For Decoma International Inc., it's what's on the outside that counts. Decoma, which was spun off from Magna International Inc. in March 1998, is a high-volume producer of bumpers and exterior trim. But CEO Alan Power says the Canadian supplier is increasing its focus on 'mass customization' - creating low-volume exterior programs for niche vehicles. He talked with Staff Reporter Gail Kachadourian on March 8 at Decoma's offices in Troy, Mich.
How do you define mass customization?
Anything done off the main assembly line for probably less than 15,000 units a year. Mass customization to the ultimate is building a vehicle exactly to one customer's specifications.
Which automakers are the most interested?
General Motors is where we've had probably the most interest in the past. A lot of that was driven out of necessity when GM went through its restructuring in the early 1990s. DaimlerChrysler and Ford are pursuing the idea of low-volume, niche vehicles very aggressively right now.
How are you preparing for mass customization?

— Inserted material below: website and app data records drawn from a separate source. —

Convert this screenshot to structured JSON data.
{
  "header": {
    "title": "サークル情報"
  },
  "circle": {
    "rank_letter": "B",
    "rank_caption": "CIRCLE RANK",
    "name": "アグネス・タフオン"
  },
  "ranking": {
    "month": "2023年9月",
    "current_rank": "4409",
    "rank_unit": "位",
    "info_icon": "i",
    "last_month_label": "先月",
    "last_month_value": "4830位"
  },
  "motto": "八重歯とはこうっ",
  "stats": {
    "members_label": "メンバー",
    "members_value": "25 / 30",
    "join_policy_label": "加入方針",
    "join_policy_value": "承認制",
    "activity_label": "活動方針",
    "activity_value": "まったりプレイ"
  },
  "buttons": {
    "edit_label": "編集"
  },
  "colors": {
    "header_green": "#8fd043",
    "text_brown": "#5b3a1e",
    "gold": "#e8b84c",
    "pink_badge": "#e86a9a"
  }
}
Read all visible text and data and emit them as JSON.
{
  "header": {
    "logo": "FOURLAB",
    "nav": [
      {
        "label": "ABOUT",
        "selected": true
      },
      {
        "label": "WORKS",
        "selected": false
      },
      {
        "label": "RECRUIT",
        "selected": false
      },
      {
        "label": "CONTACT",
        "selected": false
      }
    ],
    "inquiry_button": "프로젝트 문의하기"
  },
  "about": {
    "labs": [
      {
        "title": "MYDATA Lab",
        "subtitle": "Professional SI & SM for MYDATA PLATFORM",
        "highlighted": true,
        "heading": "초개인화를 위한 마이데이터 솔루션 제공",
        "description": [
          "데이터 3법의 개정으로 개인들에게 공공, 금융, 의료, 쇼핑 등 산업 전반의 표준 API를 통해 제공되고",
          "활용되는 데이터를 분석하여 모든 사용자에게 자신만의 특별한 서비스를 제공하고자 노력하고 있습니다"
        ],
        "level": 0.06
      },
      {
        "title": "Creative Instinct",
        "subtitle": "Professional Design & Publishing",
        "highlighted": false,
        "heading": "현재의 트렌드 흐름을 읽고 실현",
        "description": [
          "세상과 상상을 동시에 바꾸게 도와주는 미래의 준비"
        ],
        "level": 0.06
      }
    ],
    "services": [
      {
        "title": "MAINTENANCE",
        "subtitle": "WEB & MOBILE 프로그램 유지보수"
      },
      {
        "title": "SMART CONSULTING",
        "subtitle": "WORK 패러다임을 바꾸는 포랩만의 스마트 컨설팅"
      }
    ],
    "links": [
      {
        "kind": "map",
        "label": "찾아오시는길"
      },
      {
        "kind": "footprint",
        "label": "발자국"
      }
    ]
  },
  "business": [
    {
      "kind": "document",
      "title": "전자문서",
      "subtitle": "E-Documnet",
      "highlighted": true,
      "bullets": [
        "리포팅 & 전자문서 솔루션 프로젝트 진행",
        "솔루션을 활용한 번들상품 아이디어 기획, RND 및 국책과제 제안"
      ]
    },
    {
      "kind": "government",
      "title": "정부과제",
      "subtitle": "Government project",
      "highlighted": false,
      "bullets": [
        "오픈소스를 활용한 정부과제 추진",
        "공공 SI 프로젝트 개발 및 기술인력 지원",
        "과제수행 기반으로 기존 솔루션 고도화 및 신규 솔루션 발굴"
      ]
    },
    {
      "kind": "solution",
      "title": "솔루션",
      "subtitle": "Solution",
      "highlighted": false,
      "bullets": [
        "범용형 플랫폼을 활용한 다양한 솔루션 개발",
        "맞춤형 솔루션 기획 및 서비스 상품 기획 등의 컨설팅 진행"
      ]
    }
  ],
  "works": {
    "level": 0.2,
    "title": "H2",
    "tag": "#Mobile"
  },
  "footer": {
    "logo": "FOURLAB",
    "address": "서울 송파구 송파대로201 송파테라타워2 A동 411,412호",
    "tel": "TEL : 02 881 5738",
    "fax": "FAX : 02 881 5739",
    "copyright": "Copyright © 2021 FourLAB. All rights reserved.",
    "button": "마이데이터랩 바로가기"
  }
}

From an engineering standpoint, I think the most significant change is the amount of cost it has added to our business. Engineering used to be a fairly low percentage of the overall cost. It continues to grow as we have less volume to recover that on.
What is the status of the aftermarket Woody accessory kit that Decoma and 3M Automotive have designed for the PT Cruiser?
You can't buy it currently. We're still investigating with DaimlerChrysler the idea of offering it. We do very little directly into the aftermarket as a company. It's not our intention to get into any kind of competition with our customers.
Have you had to add engineers for these niche programs?
In the 1992-1993 time frame, we had about 10 to 15 people in design engineering. Today, we have close to 300. That's actually down a little bit over the last six months because of some of the slowdown in the industry.
Does the European market have as much potential for mass customization as North America?
As much or more so in Europe, there's opportunity for differentiation. The industry has gone through a lot of consideration here in North America, and a lot of fundamental changes on the exterior side of things, in terms of manufacturing capabilities and those kinds of things. Europe is just going through that transition. Our overall goal in Europe is to reach the same level of dominance that we have in North America.
How has Decoma's image changed since you spun off from Magna?
Depending on whom you were talking to, they (automakers) would include exterior capabilities or not include that in their view of what Magna was. When car companies think of the exterior of the vehicle, we want the first thing that comes to mind to be Decoma. When you talk about interiors, Lear, JCI and Magna are the first three names that come to people's mind. When you ask someone, `What do you think when you say the exterior of the vehicle?' not too many people actually have an answer.
What types of programs account for the majority of Decoma's business?
Ninety-some percent of our sales still come through high-volume mainstream vehicles, bumpers and trim. We've been getting more diversified into the low-volume, niche vehicles. That's a market trend. A lot of things, ABS, as an example, start as a niche product. Our very first OE running board program for the 1992 Ford Explorer started out at a 10 percent installation rate. It was a fairly low-volume, niche product. Today, the installation rate is about 85 percent.
How has the pressure for increased speed to market affected Decoma?
If you go back into the 1980s, average vehicle development time was five to six years. You had time between prototype and production, and if you tried something, and it failed, you could go back to an old way of doing things. The car companies used to fund a lot of their research and development. For the most part, the supply base funds that now.
You could have a great idea that you spend millions of dollars developing, but because of the window of time, you have 24 to 30 months or less now. It's much more difficult to get an automaker to take a risk on that because there's no room for failure. You have to prove it to them ahead of time, which, of course, ends up costing a lot more money. A lot of good ideas don't ever see the light of day because of timing pressures and because of the fear of failure on the part of our customers.
What are Decoma's cost-cutting strategies?
We've got two formal programs in place. One is called Winning Teams, which is a continuous improvement program, that actually recognizes and rewards employees who participate in cost-reduction teams. Most of that gets passed on to our customers. A lot of it is internal, as well.
Over the last year, we've put a program in place called Ideas in Motion, which is basically an innovation program. It builds on the whole concepts of Winning Teams but takes it to the next level. Instead of making the small, little improvements day-in and day-out, let's find some radical breakthrough-type ideas as well, so that we can totally change the way we manufacture something or come up with a new product or whatever. That's just getting up and running.